What this task involves:
The records that follow are to be repeated exactly, with the pictures removed.

━━ Data to process

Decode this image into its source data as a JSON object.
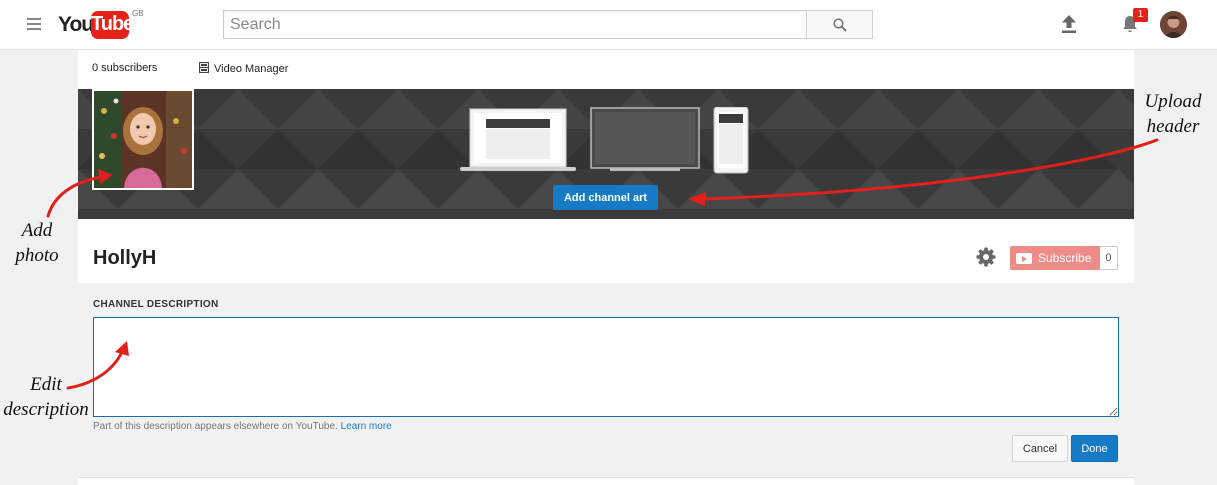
{
  "header": {
    "logo_you": "You",
    "logo_tube": "Tube",
    "logo_region": "GB",
    "search_placeholder": "Search",
    "notification_count": "1"
  },
  "channel": {
    "subscribers": "0 subscribers",
    "video_manager": "Video Manager",
    "add_channel_art": "Add channel art",
    "name": "HollyH",
    "subscribe_label": "Subscribe",
    "subscribe_count": "0"
  },
  "description": {
    "label": "CHANNEL DESCRIPTION",
    "value": "",
    "hint": "Part of this description appears elsewhere on YouTube.",
    "learn_more": "Learn more",
    "cancel": "Cancel",
    "done": "Done"
  },
  "annotations": {
    "upload_header": [
      "Upload",
      "header"
    ],
    "add_photo": [
      "Add",
      "photo"
    ],
    "edit_description": [
      "Edit",
      "description"
    ]
  },
  "colors": {
    "accent_blue": "#167ac6",
    "youtube_red": "#e62117",
    "annotation_red": "#e0201b",
    "subscribe_disabled": "#ee8c8a"
  },
  "icons": [
    "menu-icon",
    "search-icon",
    "upload-icon",
    "bell-icon",
    "video-manager-icon",
    "gear-icon",
    "play-icon"
  ]
}
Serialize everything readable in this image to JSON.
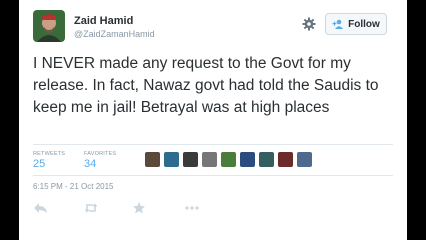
{
  "tweet": {
    "author_name": "Zaid Hamid",
    "author_handle": "@ZaidZamanHamid",
    "text": "I NEVER made any request to the Govt for my release. In fact, Nawaz govt had told the Saudis to keep me in jail! Betrayal was at high places",
    "timestamp": "6:15 PM - 21 Oct 2015"
  },
  "header": {
    "follow_label": "Follow",
    "gear_icon": "gear-icon",
    "follow_icon": "person-add-icon"
  },
  "stats": {
    "retweets_label": "RETWEETS",
    "retweets_value": "25",
    "favorites_label": "FAVORITES",
    "favorites_value": "34"
  },
  "favoriters": [
    {
      "color": "#5a4a3c"
    },
    {
      "color": "#2d6b8f"
    },
    {
      "color": "#3b3b3b"
    },
    {
      "color": "#777777"
    },
    {
      "color": "#4a7d3a"
    },
    {
      "color": "#2b4c7e"
    },
    {
      "color": "#355e60"
    },
    {
      "color": "#6b2b2b"
    },
    {
      "color": "#4f6a8c"
    }
  ],
  "actions": [
    "reply-icon",
    "retweet-icon",
    "favorite-icon",
    "more-icon"
  ],
  "colors": {
    "link": "#55acee",
    "muted": "#8899a6",
    "text": "#292f33"
  }
}
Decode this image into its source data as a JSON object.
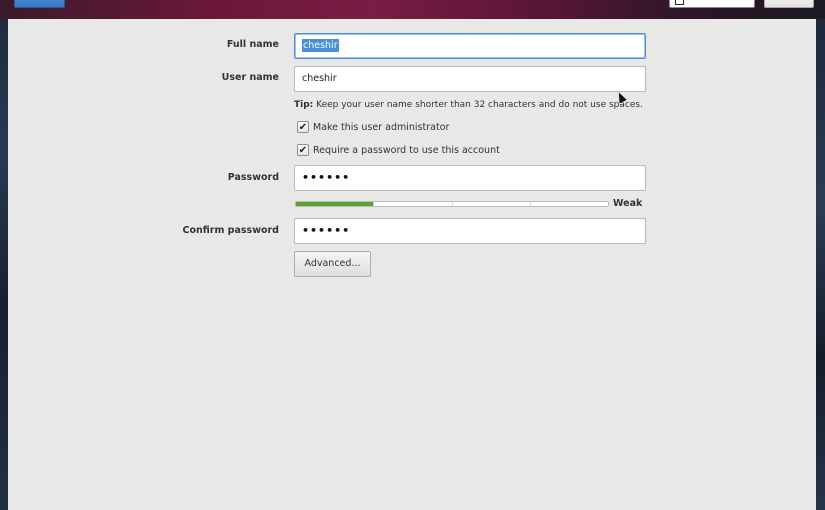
{
  "form": {
    "full_name_label": "Full name",
    "full_name_value": "cheshir",
    "username_label": "User name",
    "username_value": "cheshir",
    "tip_prefix": "Tip:",
    "tip_text": " Keep your user name shorter than 32 characters and do not use spaces.",
    "admin_checkbox_label": "Make this user administrator",
    "admin_checked": true,
    "require_password_label": "Require a password to use this account",
    "require_password_checked": true,
    "password_label": "Password",
    "password_value": "••••••",
    "strength_label": "Weak",
    "strength_level": 0.25,
    "confirm_label": "Confirm password",
    "confirm_value": "••••••",
    "advanced_button": "Advanced..."
  },
  "colors": {
    "accent": "#4a90d9",
    "strength_fill": "#58a32e",
    "panel_bg": "#e8e8e7"
  },
  "icons": {
    "check": "check-icon",
    "keyboard": "keyboard-icon",
    "cursor": "mouse-pointer-icon"
  }
}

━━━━

Your response:
Decode this image into its source data as a JSON object.
{
  "header": {
    "logo_you": "You",
    "logo_tube": "Tube",
    "logo_region": "GB",
    "search_placeholder": "Search",
    "notification_count": "1"
  },
  "channel": {
    "subscribers": "0 subscribers",
    "video_manager": "Video Manager",
    "add_channel_art": "Add channel art",
    "name": "HollyH",
    "subscribe_label": "Subscribe",
    "subscribe_count": "0"
  },
  "description": {
    "label": "CHANNEL DESCRIPTION",
    "value": "",
    "hint": "Part of this description appears elsewhere on YouTube.",
    "learn_more": "Learn more",
    "cancel": "Cancel",
    "done": "Done"
  },
  "annotations": {
    "upload_header": [
      "Upload",
      "header"
    ],
    "add_photo": [
      "Add",
      "photo"
    ],
    "edit_description": [
      "Edit",
      "description"
    ]
  },
  "colors": {
    "accent_blue": "#167ac6",
    "youtube_red": "#e62117",
    "annotation_red": "#e0201b",
    "subscribe_disabled": "#ee8c8a"
  },
  "icons": [
    "menu-icon",
    "search-icon",
    "upload-icon",
    "bell-icon",
    "video-manager-icon",
    "gear-icon",
    "play-icon"
  ]
}
Serialize everything readable in this image to JSON.
{
  "tweet": {
    "author_name": "Zaid Hamid",
    "author_handle": "@ZaidZamanHamid",
    "text": "I NEVER made any request to the Govt for my release. In fact, Nawaz govt had told the Saudis to keep me in jail! Betrayal was at high places",
    "timestamp": "6:15 PM - 21 Oct 2015"
  },
  "header": {
    "follow_label": "Follow",
    "gear_icon": "gear-icon",
    "follow_icon": "person-add-icon"
  },
  "stats": {
    "retweets_label": "RETWEETS",
    "retweets_value": "25",
    "favorites_label": "FAVORITES",
    "favorites_value": "34"
  },
  "favoriters": [
    {
      "color": "#5a4a3c"
    },
    {
      "color": "#2d6b8f"
    },
    {
      "color": "#3b3b3b"
    },
    {
      "color": "#777777"
    },
    {
      "color": "#4a7d3a"
    },
    {
      "color": "#2b4c7e"
    },
    {
      "color": "#355e60"
    },
    {
      "color": "#6b2b2b"
    },
    {
      "color": "#4f6a8c"
    }
  ],
  "actions": [
    "reply-icon",
    "retweet-icon",
    "favorite-icon",
    "more-icon"
  ],
  "colors": {
    "link": "#55acee",
    "muted": "#8899a6",
    "text": "#292f33"
  }
}
Decode this image into its source data as a JSON object.
{
  "form": {
    "full_name_label": "Full name",
    "full_name_value": "cheshir",
    "username_label": "User name",
    "username_value": "cheshir",
    "tip_prefix": "Tip:",
    "tip_text": " Keep your user name shorter than 32 characters and do not use spaces.",
    "admin_checkbox_label": "Make this user administrator",
    "admin_checked": true,
    "require_password_label": "Require a password to use this account",
    "require_password_checked": true,
    "password_label": "Password",
    "password_value": "••••••",
    "strength_label": "Weak",
    "strength_level": 0.25,
    "confirm_label": "Confirm password",
    "confirm_value": "••••••",
    "advanced_button": "Advanced..."
  },
  "colors": {
    "accent": "#4a90d9",
    "strength_fill": "#58a32e",
    "panel_bg": "#e8e8e7"
  },
  "icons": {
    "check": "check-icon",
    "keyboard": "keyboard-icon",
    "cursor": "mouse-pointer-icon"
  }
}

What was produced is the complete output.